(Data extracted from a collection)
###

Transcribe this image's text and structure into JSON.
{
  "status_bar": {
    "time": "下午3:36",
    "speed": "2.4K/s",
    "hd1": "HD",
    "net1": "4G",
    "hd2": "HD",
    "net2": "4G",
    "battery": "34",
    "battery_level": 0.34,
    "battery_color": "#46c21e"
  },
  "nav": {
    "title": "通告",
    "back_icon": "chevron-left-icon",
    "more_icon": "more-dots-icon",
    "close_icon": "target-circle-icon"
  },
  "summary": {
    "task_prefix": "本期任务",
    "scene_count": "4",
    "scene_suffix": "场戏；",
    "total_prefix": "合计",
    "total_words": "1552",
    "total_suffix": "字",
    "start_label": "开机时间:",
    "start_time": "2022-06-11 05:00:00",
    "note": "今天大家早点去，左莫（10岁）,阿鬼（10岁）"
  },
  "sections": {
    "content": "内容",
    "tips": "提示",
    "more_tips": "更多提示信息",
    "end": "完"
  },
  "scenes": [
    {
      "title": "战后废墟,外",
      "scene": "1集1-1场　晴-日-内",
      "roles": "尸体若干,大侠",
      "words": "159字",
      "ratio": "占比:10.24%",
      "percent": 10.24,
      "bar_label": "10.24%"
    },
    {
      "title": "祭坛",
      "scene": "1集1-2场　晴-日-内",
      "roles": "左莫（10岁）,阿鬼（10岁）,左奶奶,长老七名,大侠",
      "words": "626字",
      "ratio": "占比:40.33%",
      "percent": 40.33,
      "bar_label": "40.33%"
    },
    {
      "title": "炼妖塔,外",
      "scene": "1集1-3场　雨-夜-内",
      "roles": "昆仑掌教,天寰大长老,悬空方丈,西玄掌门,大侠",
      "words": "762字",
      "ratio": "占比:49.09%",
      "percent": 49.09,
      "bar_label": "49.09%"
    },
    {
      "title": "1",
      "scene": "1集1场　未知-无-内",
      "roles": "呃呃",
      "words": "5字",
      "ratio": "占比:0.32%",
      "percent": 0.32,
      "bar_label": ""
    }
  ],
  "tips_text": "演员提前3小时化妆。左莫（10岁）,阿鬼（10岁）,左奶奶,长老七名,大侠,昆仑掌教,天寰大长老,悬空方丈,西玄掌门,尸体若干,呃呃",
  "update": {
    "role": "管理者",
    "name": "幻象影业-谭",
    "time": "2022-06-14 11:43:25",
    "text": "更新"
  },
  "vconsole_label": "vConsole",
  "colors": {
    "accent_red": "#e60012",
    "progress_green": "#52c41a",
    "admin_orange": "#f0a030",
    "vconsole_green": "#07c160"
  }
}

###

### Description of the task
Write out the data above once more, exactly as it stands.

### Answer space
Transcribe this image's text and structure into JSON.
{
  "status_bar": {
    "time": "下午3:36",
    "speed": "2.4K/s",
    "hd1": "HD",
    "net1": "4G",
    "hd2": "HD",
    "net2": "4G",
    "battery": "34",
    "battery_level": 0.34,
    "battery_color": "#46c21e"
  },
  "nav": {
    "title": "通告",
    "back_icon": "chevron-left-icon",
    "more_icon": "more-dots-icon",
    "close_icon": "target-circle-icon"
  },
  "summary": {
    "task_prefix": "本期任务",
    "scene_count": "4",
    "scene_suffix": "场戏；",
    "total_prefix": "合计",
    "total_words": "1552",
    "total_suffix": "字",
    "start_label": "开机时间:",
    "start_time": "2022-06-11 05:00:00",
    "note": "今天大家早点去，左莫（10岁）,阿鬼（10岁）"
  },
  "sections": {
    "content": "内容",
    "tips": "提示",
    "more_tips": "更多提示信息",
    "end": "完"
  },
  "scenes": [
    {
      "title": "战后废墟,外",
      "scene": "1集1-1场　晴-日-内",
      "roles": "尸体若干,大侠",
      "words": "159字",
      "ratio": "占比:10.24%",
      "percent": 10.24,
      "bar_label": "10.24%"
    },
    {
      "title": "祭坛",
      "scene": "1集1-2场　晴-日-内",
      "roles": "左莫（10岁）,阿鬼（10岁）,左奶奶,长老七名,大侠",
      "words": "626字",
      "ratio": "占比:40.33%",
      "percent": 40.33,
      "bar_label": "40.33%"
    },
    {
      "title": "炼妖塔,外",
      "scene": "1集1-3场　雨-夜-内",
      "roles": "昆仑掌教,天寰大长老,悬空方丈,西玄掌门,大侠",
      "words": "762字",
      "ratio": "占比:49.09%",
      "percent": 49.09,
      "bar_label": "49.09%"
    },
    {
      "title": "1",
      "scene": "1集1场　未知-无-内",
      "roles": "呃呃",
      "words": "5字",
      "ratio": "占比:0.32%",
      "percent": 0.32,
      "bar_label": ""
    }
  ],
  "tips_text": "演员提前3小时化妆。左莫（10岁）,阿鬼（10岁）,左奶奶,长老七名,大侠,昆仑掌教,天寰大长老,悬空方丈,西玄掌门,尸体若干,呃呃",
  "update": {
    "role": "管理者",
    "name": "幻象影业-谭",
    "time": "2022-06-14 11:43:25",
    "text": "更新"
  },
  "vconsole_label": "vConsole",
  "colors": {
    "accent_red": "#e60012",
    "progress_green": "#52c41a",
    "admin_orange": "#f0a030",
    "vconsole_green": "#07c160"
  }
}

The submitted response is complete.